A British soldier killed in an attack on a base in southern Iraq on Sunday was named today as Lance Corporal Dennis Brady, a Royal Army Medical Corps Regular Reservist.
The Ministry of Defence said that L/Cpl Brady, 37, who had been attached to the 1st Battalion the Light Infantry, died as a result of wounds from a mortar round fired at the Shaat Al Arab Hotel base in northern Basra.
His commanding officer, Lieutenant Colonel Johnny Bowron, said: "His loss will be keenly felt, and the Battalion has lost a trusted member and a real friend."
The MoD revealed that just two days before his death, L/Cpl Brady - from Barrow-in-Furness, Cumbria - had helped to thwart an earlier attack on the base.
The patrol, on which L/Cpl Brady was acting as team medic, surprised a group of insurgents as they were preparing to launch a rocket attack, a statement said.
A former regular soldier who served in Kosovo and the initial phase of the Iraq conflict in 2003, L/Cpl Brady had spent time in civilian employment, including working for the fire service, before volunteering to return to the military.
His recent deployments took him first to Afghanistan with the Royal Gurkha Rifles and then to Iraq with the Light Infantry, where he was deployed as a Company Medic.
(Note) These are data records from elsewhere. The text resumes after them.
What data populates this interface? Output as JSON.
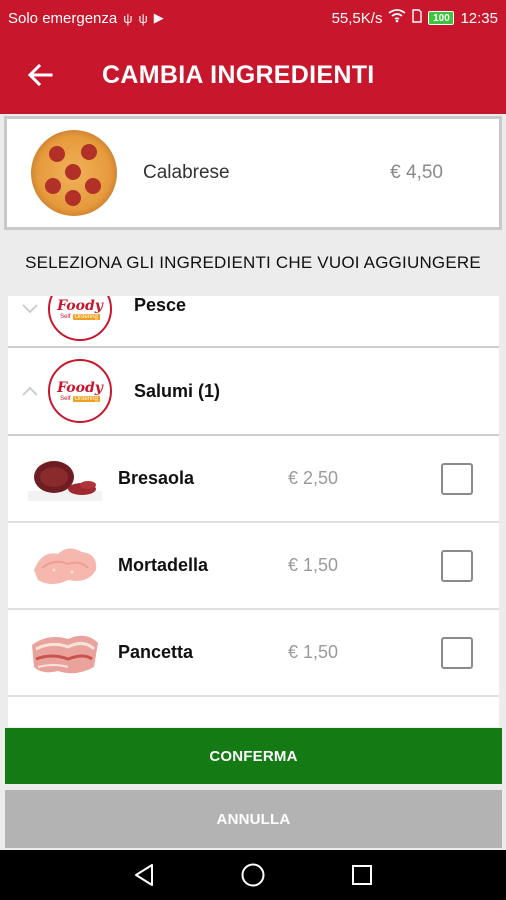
{
  "statusbar": {
    "carrier": "Solo emergenza",
    "speed": "55,5K/s",
    "battery": "100",
    "time": "12:35"
  },
  "appbar": {
    "title": "CAMBIA INGREDIENTI"
  },
  "product": {
    "name": "Calabrese",
    "price": "€ 4,50"
  },
  "heading": "SELEZIONA GLI INGREDIENTI CHE VUOI AGGIUNGERE",
  "logo": {
    "line1": "Foody",
    "line2a": "Self",
    "line2b": "Ordering"
  },
  "categories": [
    {
      "name": "Pesce",
      "expanded": false
    },
    {
      "name": "Salumi (1)",
      "expanded": true
    }
  ],
  "items": [
    {
      "name": "Bresaola",
      "price": "€ 2,50",
      "checked": false
    },
    {
      "name": "Mortadella",
      "price": "€ 1,50",
      "checked": false
    },
    {
      "name": "Pancetta",
      "price": "€ 1,50",
      "checked": false
    }
  ],
  "buttons": {
    "confirm": "CONFERMA",
    "cancel": "ANNULLA"
  },
  "colors": {
    "primary": "#c8162c",
    "confirm": "#137a14",
    "cancel": "#b3b3b3"
  }
}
A former Army physical training instructor, he was described as a regular sight in the Company gym and was praised by colleagues for his fitness levels despite the heat of the Iraqi summer.
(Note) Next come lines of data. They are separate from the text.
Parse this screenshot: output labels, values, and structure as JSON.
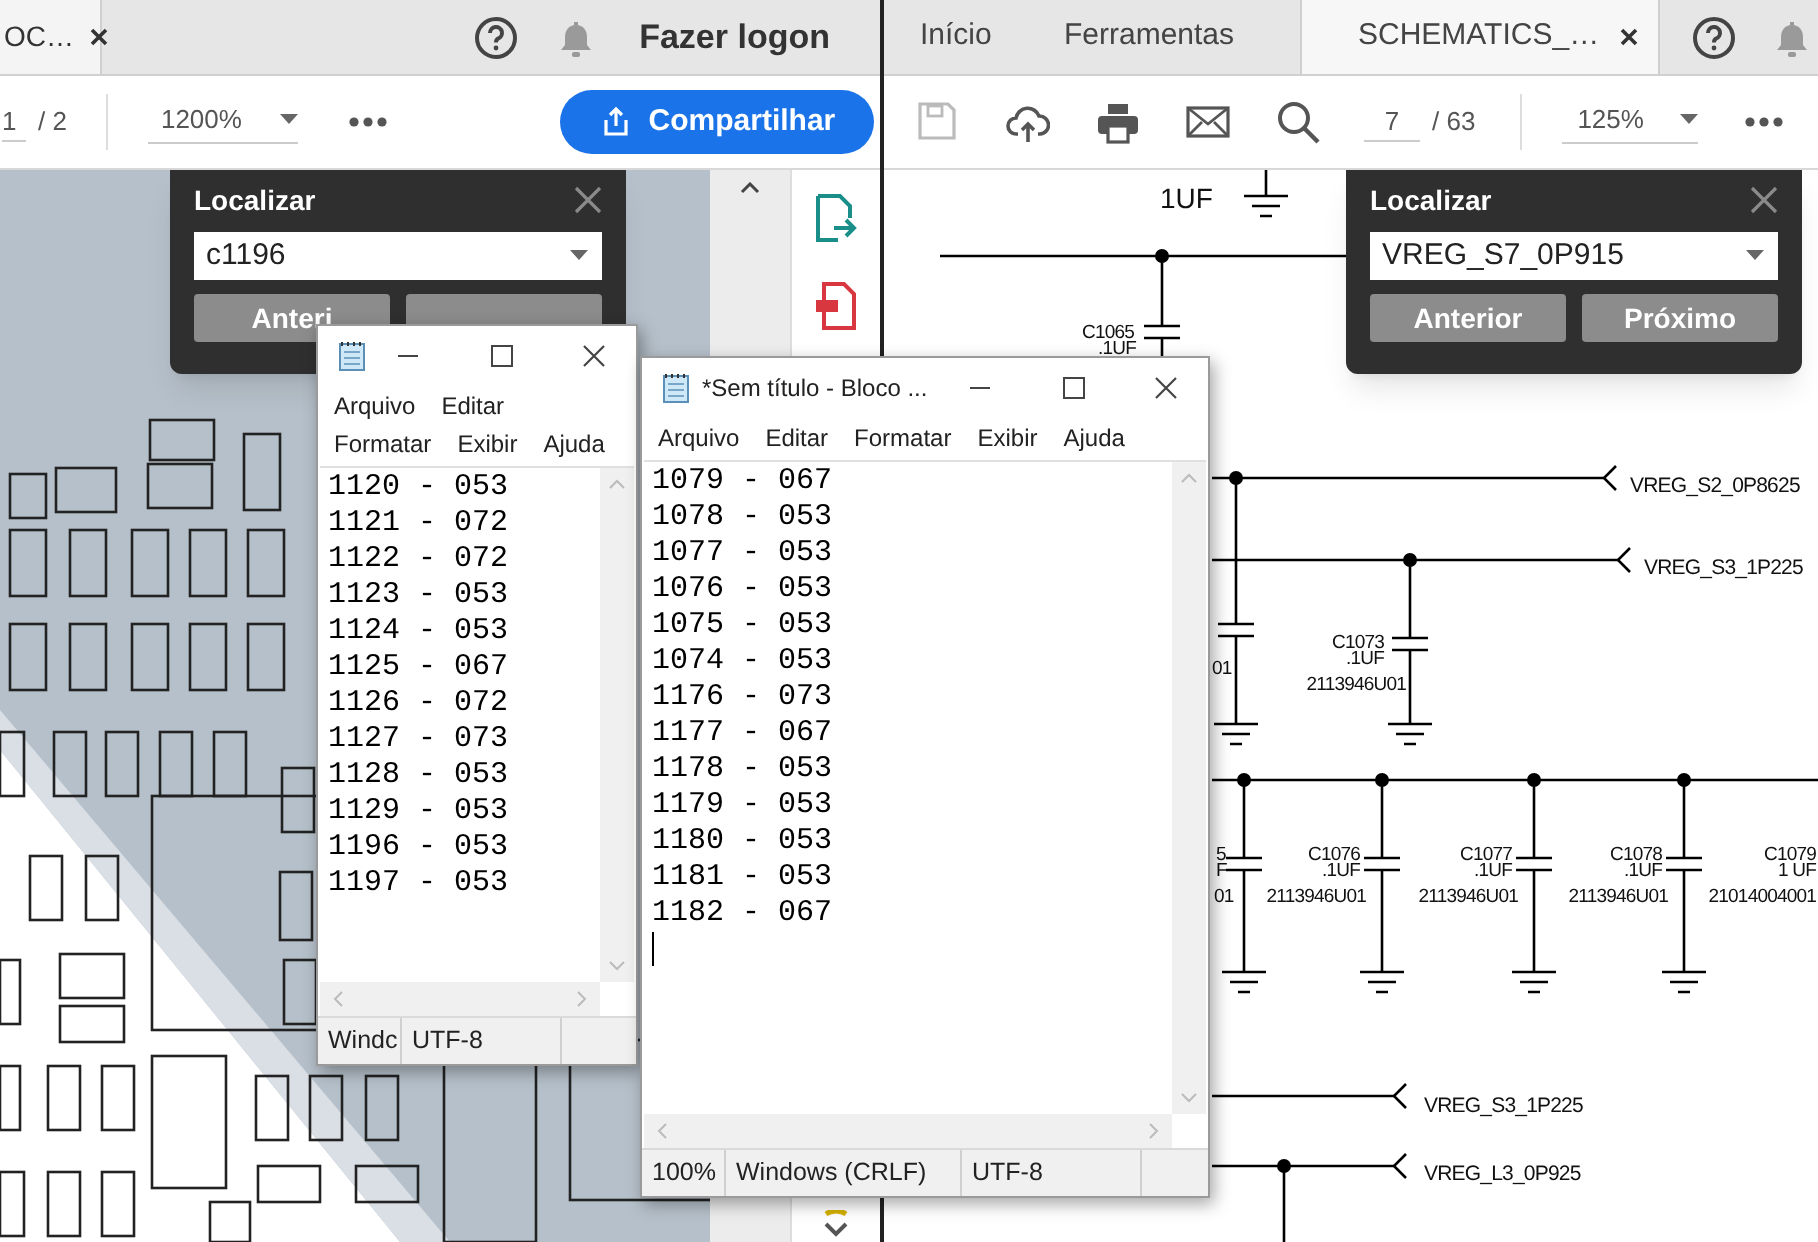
{
  "left_window": {
    "tab": {
      "label": "OC…",
      "selected": true
    },
    "sign_in": "Fazer logon",
    "toolbar": {
      "page_current": "1",
      "page_total": "/ 2",
      "zoom": "1200%",
      "share_button": "Compartilhar"
    },
    "find_panel": {
      "title": "Localizar",
      "value": "c1196",
      "buttons": [
        "Anteri"
      ]
    }
  },
  "right_window": {
    "tabs": [
      {
        "label": "Início",
        "selected": false
      },
      {
        "label": "Ferramentas",
        "selected": false
      },
      {
        "label": "SCHEMATICS_…",
        "selected": true
      }
    ],
    "toolbar": {
      "page_current": "7",
      "page_total": "/ 63",
      "zoom": "125%"
    },
    "find_panel": {
      "title": "Localizar",
      "value": "VREG_S7_0P915",
      "buttons": [
        "Anterior",
        "Próximo"
      ]
    },
    "schematic": {
      "labels": [
        {
          "text": "1UF",
          "kind": "value"
        },
        {
          "text": "C1065",
          "kind": "part"
        },
        {
          "text": ".1UF",
          "kind": "part"
        },
        {
          "text": "VREG_S2_0P8625",
          "kind": "net"
        },
        {
          "text": "VREG_S3_1P225",
          "kind": "net"
        },
        {
          "text": "01",
          "kind": "part"
        },
        {
          "text": "C1073",
          "kind": "part"
        },
        {
          "text": ".1UF",
          "kind": "part"
        },
        {
          "text": "2113946U01",
          "kind": "part"
        },
        {
          "text": "5",
          "kind": "part"
        },
        {
          "text": "F",
          "kind": "part"
        },
        {
          "text": "01",
          "kind": "part"
        },
        {
          "text": "C1076",
          "kind": "part"
        },
        {
          "text": ".1UF",
          "kind": "part"
        },
        {
          "text": "2113946U01",
          "kind": "part"
        },
        {
          "text": "C1077",
          "kind": "part"
        },
        {
          "text": ".1UF",
          "kind": "part"
        },
        {
          "text": "2113946U01",
          "kind": "part"
        },
        {
          "text": "C1078",
          "kind": "part"
        },
        {
          "text": ".1UF",
          "kind": "part"
        },
        {
          "text": "2113946U01",
          "kind": "part"
        },
        {
          "text": "C1079",
          "kind": "part"
        },
        {
          "text": "1 UF",
          "kind": "part"
        },
        {
          "text": "21014004001",
          "kind": "part"
        },
        {
          "text": "VREG_S3_1P225",
          "kind": "net"
        },
        {
          "text": "VREG_L3_0P925",
          "kind": "net"
        }
      ]
    }
  },
  "notepads": [
    {
      "menu": [
        "Arquivo",
        "Editar",
        "Formatar",
        "Exibir",
        "Ajuda"
      ],
      "lines": [
        "1120 - 053",
        "1121 - 072",
        "1122 - 072",
        "1123 - 053",
        "1124 - 053",
        "1125 - 067",
        "1126 - 072",
        "1127 - 073",
        "1128 - 053",
        "1129 - 053",
        "1196 - 053",
        "1197 - 053"
      ],
      "caret": false,
      "status": [
        "Windc",
        "UTF-8"
      ]
    },
    {
      "title": "*Sem título - Bloco ...",
      "menu": [
        "Arquivo",
        "Editar",
        "Formatar",
        "Exibir",
        "Ajuda"
      ],
      "lines": [
        "1079 - 067",
        "1078 - 053",
        "1077 - 053",
        "1076 - 053",
        "1075 - 053",
        "1074 - 053",
        "1176 - 073",
        "1177 - 067",
        "1178 - 053",
        "1179 - 053",
        "1180 - 053",
        "1181 - 053",
        "1182 - 067"
      ],
      "caret": true,
      "status": [
        "100%",
        "Windows (CRLF)",
        "UTF-8"
      ]
    }
  ]
}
But he had been looking forward to again returning to civilian life in Barrow-in-Furness with his wife, Zoe, the MoD said.
Defence Secretary Des Browne said: "It was with great sadness that I learned of the death of Lance Corporal Brady.
"I know that the British forces feel they are making a real difference in Iraq and L/Cpl Brady was part of this hugely important effort.
"My thoughts and prayers are with his family and friends."
Paying tribute to L/Cpl Brady, Lt Col Bowron said: "In the relatively short time he had been with us, he had become a full and trusted member of the battalion, admired by all he met and with that rare gift of universal popularity.
"He will be remembered for his calm and unflappable nature whatever the circumstance.
"This approach, coupled with a high level of medical competence, allowed the soldiers of D Company to carry out their duties secure in the knowledge that if the worst was to happen, they were in safe hands."
He added: "L/Cpl Brady was armed with a dry sense of humour, and was always ready with a barrage of friendly banter, as well as always being prepared to offer brutally honest advice regardless of the recipient's rank - advice that was nearly always correct.
"This slightly gruff exterior masked a deep concern for his fellow soldiers and an abiding loyalty to his adopted military home.
"He had a real and positive impact on those with whom he worked and his passing will leave a gap in all our hearts."
The MoD said that during his recent tour in Afghanistan, L/Cpl Brady served as a team medic to an eight-man Gurkha team, spending long periods in the mountains and desert.
"During this time he is remembered for winning the absolute trust and admiration of the Gurkhas he served with, a rare accolade for a British soldier," the statement added.Reuse content